Voice assistants record you after waking up
Voice assistants work directly. They continually listen to everything you say, all day long. But the camera in the room does not have much intelligence. The only thing she can understand is the word that precedes it: Alexa, Hey Google, Hey Cortana, etc.
Once he detects this waking word, he starts recording all that follows (and about a second after he thought he heard the waking word). The device sends the recording to the company's servers (Alexa, Google, etc.) to understand everything you said and to follow through.
But after executing your order, companies do not necessarily delete your registration. Instead, your words are kept indefinitely for improve the results of the voice assistant and determine the new features.
Some companies allow you to disable this behavior. And some do not do it. Of these, disabling the recordings will completely break the voice assistant, but this is not always the case. We have gathered what you can do and what are the results.
Google is the leader in choice
Google is the only one who can choose Google Assistant. without storing your voice forever. And in a real step forward, now is the default behavior of new users that configure Google Assistant.
Existing users benefit from the old system of keeping your voice recordings, but you can turn it off. Disabling voice storage is as easy as using Google Activity Checks, turn off "Audio and Audio Activity," and then click Pause.
Best of all, turning off voice storage does not break Google Assistant devices or Google Home. So there is no reason not to disable this feature if you do not like big companies that keep copies of your voice.
Alexa does not give you a lot of choice
Amazon offers no equivalent Google option to prevent the storage of your voice recordings. If you use Alexa, from an Echo device or an Alexa app, your voice is processed and sent to Amazon servers. Amazon keeps your records to improve Alexa.
Your only options are listen to your recordings and delete them or give up the help of a device powered by Alexa. You can mute echo machines, but it is not necessarily a permanent solution. If someone else notices that the device is muted and turns it back on, you return to your starting point. And in any case, mute completely interrupts Alexa's ability to use, thus nullifying the interest of owning the devices.
Amazon provides a dashboard of privacy where you can tell the company not to use your voice recordings to develop new features or to improve transcripts. Just click on the "Manage how your data improves Alexa" option, then disable both toggles. But you'll notice that this tells Amazon not to use your data for both purposes; This does not prevent you from storing your records or using them for other purposes.
Update: Amazon now allows you to delete some recordings with your voice, as well.

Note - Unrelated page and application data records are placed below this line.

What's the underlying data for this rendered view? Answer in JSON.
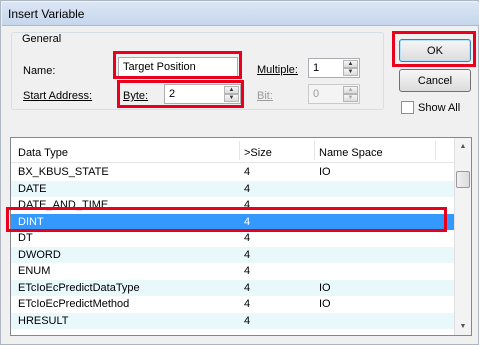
{
  "window": {
    "title": "Insert Variable"
  },
  "general": {
    "legend": "General",
    "name_label": "Name:",
    "name_value": "Target Position",
    "start_address_label": "Start Address:",
    "byte_label": "Byte:",
    "byte_value": "2",
    "bit_label": "Bit:",
    "bit_value": "0",
    "multiple_label": "Multiple:",
    "multiple_value": "1"
  },
  "buttons": {
    "ok": "OK",
    "cancel": "Cancel"
  },
  "show_all": {
    "label": "Show All",
    "checked": false
  },
  "list": {
    "columns": [
      "Data Type",
      ">Size",
      "Name Space"
    ],
    "rows": [
      {
        "type": "BX_KBUS_STATE",
        "size": "4",
        "ns": "IO"
      },
      {
        "type": "DATE",
        "size": "4",
        "ns": ""
      },
      {
        "type": "DATE_AND_TIME",
        "size": "4",
        "ns": ""
      },
      {
        "type": "DINT",
        "size": "4",
        "ns": "",
        "selected": true
      },
      {
        "type": "DT",
        "size": "4",
        "ns": ""
      },
      {
        "type": "DWORD",
        "size": "4",
        "ns": ""
      },
      {
        "type": "ENUM",
        "size": "4",
        "ns": ""
      },
      {
        "type": "ETcIoEcPredictDataType",
        "size": "4",
        "ns": "IO"
      },
      {
        "type": "ETcIoEcPredictMethod",
        "size": "4",
        "ns": "IO"
      },
      {
        "type": "HRESULT",
        "size": "4",
        "ns": ""
      }
    ]
  },
  "icons": {
    "spin_up": "triangle-up-icon",
    "spin_down": "triangle-down-icon",
    "scroll_up": "scroll-up-arrow-icon",
    "scroll_down": "scroll-down-arrow-icon"
  },
  "colors": {
    "highlight": "#e8001c",
    "selection": "#3399ff",
    "alt_row": "#e8f8fb"
  }
}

I hope Google will follow the example of Google and come up with better options.
The only option of Cortana is an Off button
Similar to Amazon, Microsoft does not offer any options to prevent the storage of voice recordings. You can only view and delete existing records in Microsoft. dashboard of privacy.
Worse than Amazon, you can not even limit how Microsoft uses your recordings. The only real option is to turn off Hey Cortana completely. In the initial search bar, type "Talk to Cortana," press Enter, and then turn off Hey Cortana.
If you use a Cortana speakeryou should mute it. Of course, you totally give up Cortana. Therefore, if you want to use the voice assistant, you must currently accept that Microsoft saves your voice recordings for these purposes.
Siri at least removes your recordings when you turn it off
Apple provides you with the simplest way to delete your records and links for the least useful options to avoid saving at the beginning.
Just like Microsoft and Amazon, the only option to prevent Apple from storing your records is not to use Siri at all. To use Siri is essentially to agree to allow Apple to use your voice recordings for the purpose.
The good news is that, rather than having to search for a privacy dashboard, simply turning off Siri removes your records from the Apple server, provided you also disable the player.
To turn off Siri Dictation, go to Settings> Siri and turn off Hey Siri and Siri. Tap "Disable" in the prompt. Note that it is mentioned that records are always stored if dication is disabled.
Deactivate Dication in Settings> General> Keyboards and turn off dictation. Tap "Disable" in the prompt. Now he will confirm that the records will be deleted. (If you do this in the reverse order, warnings will be adjusted as appropriate).
Unfortunately, not all voice assistants are equal. Siri is known for the easiest removal of your records, but Google deserves to allow you to prevent storage while using Google Assistant. Hopefully they'll learn from each other (or, better yet, will steal from each other) and provide better granular controls for your data.